Let us return to Schumann’s personal love story. After a romantic relationship slowly evolved with Clara, Friedrich Wieck did more than his share in preventing a future marriage. He simply forbade the two to meet, and during long periods even to write letters. This does not mean that no letters were written, though. Friends and maids served as secret mail service agents to keep a minimum of conversation going. The only communication allowed by Wieck, was the exchange of musical compositions – and this strict rule was even enforced after their engagement! Wieck did respect Schumann as a composer, and he did want his daughter to compose. Clara was allowed to perform Robert’s works even if they were not allowed to meet. Imagine the feelings contained in their works – feelings which had only one expression: sound. Sound, modelled for piano. In tones and chords and phrases, as they thought of each other.

1 September 1838, Clara writes to Robert:

Did you pass by our window last night? Alwin claimed to have seen you. Did you perhaps hear that I rehearsed your music?

The heart-breaking answer reads:

Yesterday and the day before yesterday, I passed by your window. I thought that you’d come out. It was thundering and I was standing at your house for half an hour. Didn’t you feel it?

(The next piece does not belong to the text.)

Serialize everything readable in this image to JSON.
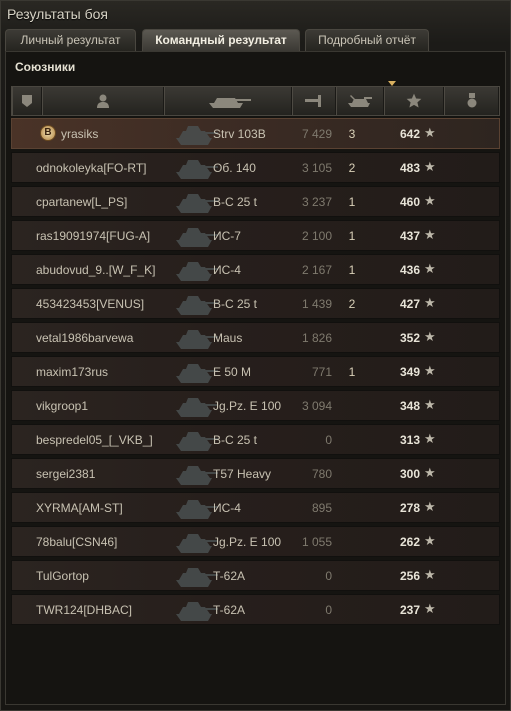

Adieu. When will we get to talk???

Robert Schumann endured it. He endured the thunder and the rain and the separation and the longing which seemed to have no end. After an unsuccessful engagement to Ernestine von Fricken, his heart was set on Clara (then 16 years), and he refused to live without the woman he loved. He and Clara did not give up, and they did marry in the end. It is questionable whether they lived happily ever after, but there were clearly times of shared happiness, success and enjoyment.

Perhaps you cannot express intense joy without knowing the pain of missing it?


Robert Schumann (8 June 1810 – 29 July 1856